State officials lauded Davenport Schools on Tuesday for its progress since the district came under special state oversight. But state officials will continue to monitor the district for months as it works to correct its problems and get back into compliance with a state law that limits how much Iowa districts can spend each year.
The Davenport school board overspent its budget authority the past three years.
The district provided the state's School Budget Review Committee with necessary updates at a meeting in Des Moines, that, given the circumstances, school board President Ralph Johanson said "went about as well as it could have."
Since December, the last time the district updated the state on its progress, Davenport has:
- Hired a new superintendent, Robert Kobylski, and conducted its state-required Phase II audit after a number of delays due to weather.

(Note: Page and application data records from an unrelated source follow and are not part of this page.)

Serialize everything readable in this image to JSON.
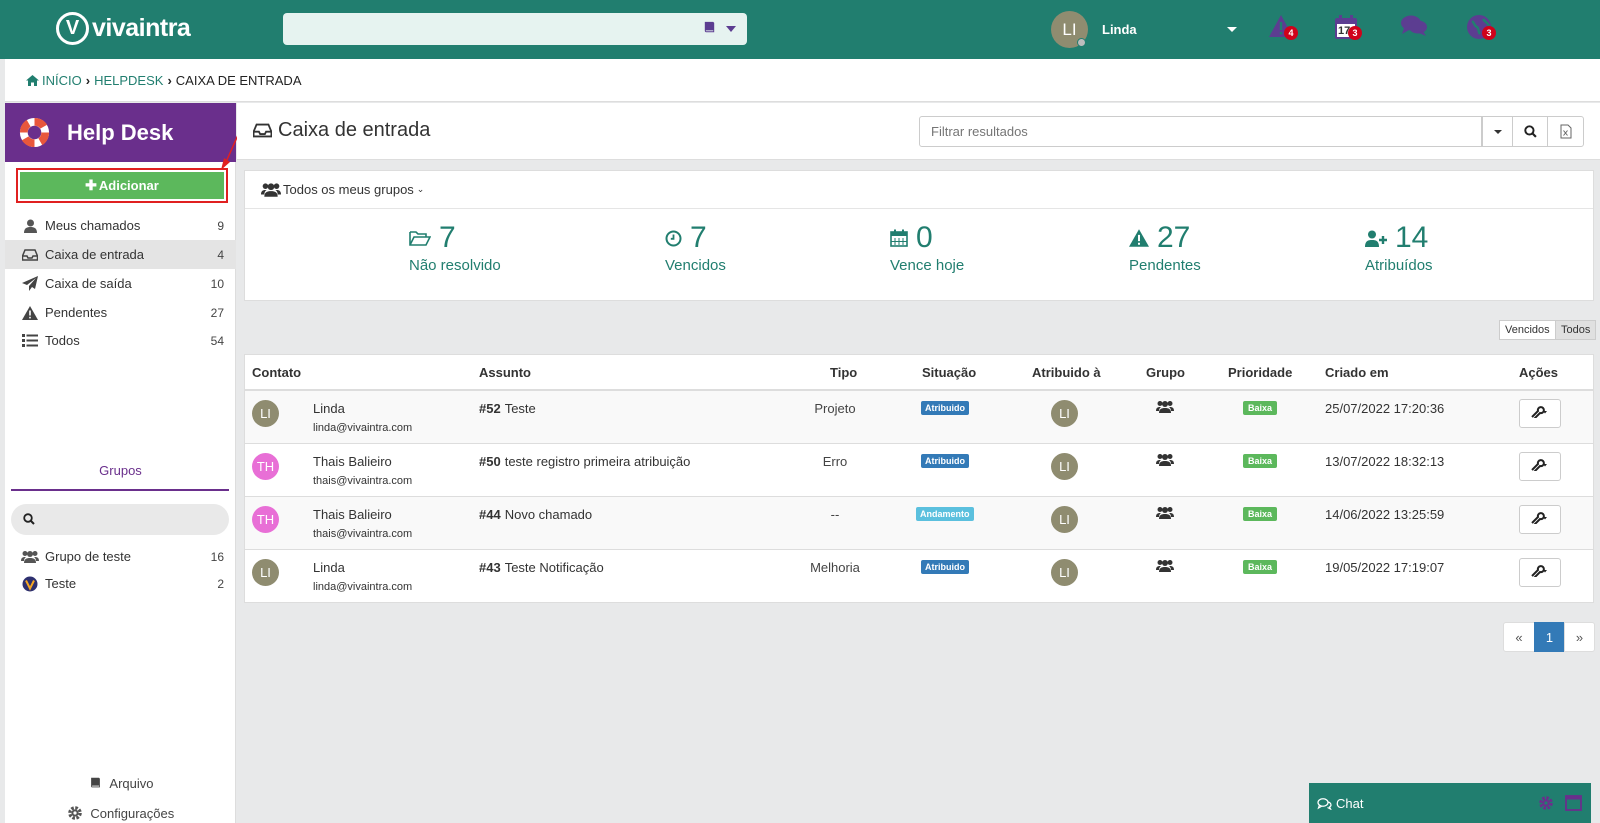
{
  "app": {
    "logo_letter": "V",
    "logo_text": "vivaintra"
  },
  "topbar": {
    "user_initials": "LI",
    "user_name": "Linda",
    "alerts_badge": "4",
    "calendar_day": "17",
    "calendar_badge": "3",
    "globe_badge": "3"
  },
  "breadcrumb": {
    "home": "INÍCIO",
    "helpdesk": "HELPDESK",
    "current": "CAIXA DE ENTRADA"
  },
  "sidebar": {
    "title": "Help Desk",
    "add_label": "Adicionar",
    "items": [
      {
        "label": "Meus chamados",
        "count": "9"
      },
      {
        "label": "Caixa de entrada",
        "count": "4"
      },
      {
        "label": "Caixa de saída",
        "count": "10"
      },
      {
        "label": "Pendentes",
        "count": "27"
      },
      {
        "label": "Todos",
        "count": "54"
      }
    ],
    "groups_title": "Grupos",
    "groups": [
      {
        "label": "Grupo de teste",
        "count": "16"
      },
      {
        "label": "Teste",
        "count": "2"
      }
    ],
    "footer": {
      "archive": "Arquivo",
      "settings": "Configurações"
    }
  },
  "main": {
    "title": "Caixa de entrada",
    "filter_placeholder": "Filtrar resultados",
    "group_selector": "Todos os meus grupos",
    "stats": [
      {
        "value": "7",
        "label": "Não resolvido"
      },
      {
        "value": "7",
        "label": "Vencidos"
      },
      {
        "value": "0",
        "label": "Vence hoje"
      },
      {
        "value": "27",
        "label": "Pendentes"
      },
      {
        "value": "14",
        "label": "Atribuídos"
      }
    ],
    "toggle": {
      "overdue": "Vencidos",
      "all": "Todos"
    },
    "table": {
      "headers": [
        "Contato",
        "Assunto",
        "Tipo",
        "Situação",
        "Atribuido à",
        "Grupo",
        "Prioridade",
        "Criado em",
        "Ações"
      ],
      "rows": [
        {
          "initials": "LI",
          "name": "Linda",
          "email": "linda@vivaintra.com",
          "num": "#52",
          "subject": "Teste",
          "type": "Projeto",
          "status": "Atribuido",
          "assignee": "LI",
          "priority": "Baixa",
          "created": "25/07/2022 17:20:36"
        },
        {
          "initials": "TH",
          "name": "Thais Balieiro",
          "email": "thais@vivaintra.com",
          "num": "#50",
          "subject": "teste registro primeira atribuição",
          "type": "Erro",
          "status": "Atribuido",
          "assignee": "LI",
          "priority": "Baixa",
          "created": "13/07/2022 18:32:13"
        },
        {
          "initials": "TH",
          "name": "Thais Balieiro",
          "email": "thais@vivaintra.com",
          "num": "#44",
          "subject": "Novo chamado",
          "type": "--",
          "status": "Andamento",
          "assignee": "LI",
          "priority": "Baixa",
          "created": "14/06/2022 13:25:59"
        },
        {
          "initials": "LI",
          "name": "Linda",
          "email": "linda@vivaintra.com",
          "num": "#43",
          "subject": "Teste Notificação",
          "type": "Melhoria",
          "status": "Atribuido",
          "assignee": "LI",
          "priority": "Baixa",
          "created": "19/05/2022 17:19:07"
        }
      ]
    },
    "pagination": {
      "prev": "«",
      "page": "1",
      "next": "»"
    }
  },
  "chat": {
    "label": "Chat"
  },
  "colors": {
    "teal": "#217e6f",
    "purple": "#6a2f8c",
    "green": "#5cb85c",
    "blue_status": "#337ab7",
    "cyan_status": "#5bc0de",
    "pink_avatar": "#e86fd6",
    "olive_avatar": "#8f8c70",
    "badge_red": "#d0021b"
  }
}
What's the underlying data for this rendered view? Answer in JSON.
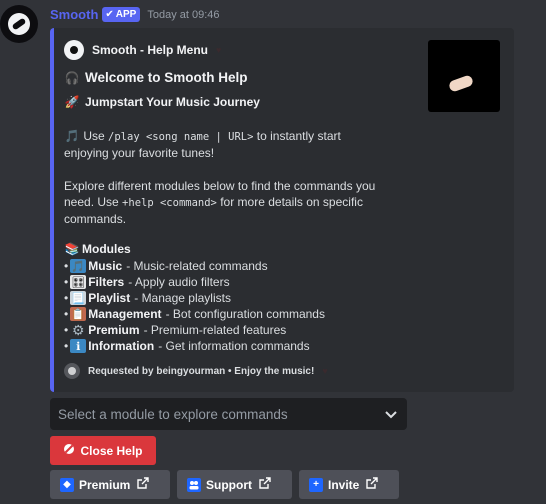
{
  "message": {
    "username": "Smooth",
    "app_badge": "APP",
    "timestamp": "Today at 09:46"
  },
  "embed": {
    "accent_color": "#5865f2",
    "author": "Smooth - Help Menu",
    "title": "Welcome to Smooth Help",
    "subtitle": "Jumpstart Your Music Journey",
    "intro": {
      "prefix": "Use",
      "command": "/play <song name | URL>",
      "suffix": "to instantly start enjoying your favorite tunes!"
    },
    "explore": {
      "prefix": "Explore different modules below to find the commands you need. Use",
      "command": "+help <command>",
      "suffix": "for more details on specific commands."
    },
    "modules_heading": "Modules",
    "modules": [
      {
        "icon": "music-note-icon",
        "glyph": "🎵",
        "name": "Music",
        "desc": "- Music-related commands"
      },
      {
        "icon": "filters-icon",
        "glyph": "🎛",
        "name": "Filters",
        "desc": "- Apply audio filters"
      },
      {
        "icon": "playlist-icon",
        "glyph": "📃",
        "name": "Playlist",
        "desc": "- Manage playlists"
      },
      {
        "icon": "management-icon",
        "glyph": "📋",
        "name": "Management",
        "desc": "- Bot configuration commands"
      },
      {
        "icon": "gear-icon",
        "glyph": "⚙",
        "name": "Premium",
        "desc": "- Premium-related features"
      },
      {
        "icon": "info-icon",
        "glyph": "ℹ",
        "name": "Information",
        "desc": "- Get information commands"
      }
    ],
    "footer": "Requested by beingyourman • Enjoy the music!"
  },
  "select": {
    "placeholder": "Select a module to explore commands"
  },
  "buttons": {
    "close_help": "Close Help",
    "premium": "Premium",
    "support": "Support",
    "invite": "Invite"
  }
}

- Rejoined the Iowa Association of School Boards and, at Monday’s school board meeting, established a finance committee, headed by Director Julie De Salvo.
- Pink-slipped 75 teachers in a cost-cutting move. Further, the district said it is going to save $1.2 million starting July 1 from layoffs of employees in administrative roles and the central office.
SBRC member Dave Roederer had one major question for the district Tuesday: “How’s it going?”
Given the number of layoffs, interim Superintendent TJ Schneckloth said it felt like the district was “closing a school.”
“Right now, it’s very difficult,” Schneckloth said. “We are trying to figure out a way to move on and be strong moving out of it.”
You have free articles remaining.
Johanson, the school board president, said there was a challenge in addressing so many issues at once. In addition to the Phase II audit and the district’s drastic budgeting, state-ordered corrective actions from the district’s special education audit are due April 23.
“There are so many big challenges right now,” he said. “The special education audit that we had a little over a year ago is coming up, and we received citations. … We’re having to attend to those. That’s a big, big deal. There are a lot of resources being dedicated to that.
“Beyond that, some of the challenges with addressing our budget to comply with our agreement, the plan we made for the SBRC. Those are all big issues. The pink-slipping affects everybody: the board, the community, of course, our employees.”
As in past hearings, the SBRC members noted the required budgeting measures aren’t easy.
“I want to recognize how hard this has been and how much credit you and your colleagues deserve for pushing it through,” SBRC member Martha Bruckner said. “It can’t be pleasant.”
The SBRC unanimously approved the recommendation from the state department, which was “to accept the progress report based on the district’s corrective action plan and table the request for modified supplemental amount.”
The district will reappear at the SBRC’s October hearing; at that point, the SBRC will have Davenport’s full financial report, including data on how the fiscal year for 2019 went.
“We kind of expected it to go that way. We wanted to make sure that we’re doing what our board voted to do,” Schneckloth said. “… What we said we were going to do, we are doing, even though it’s very painful and hard to do.”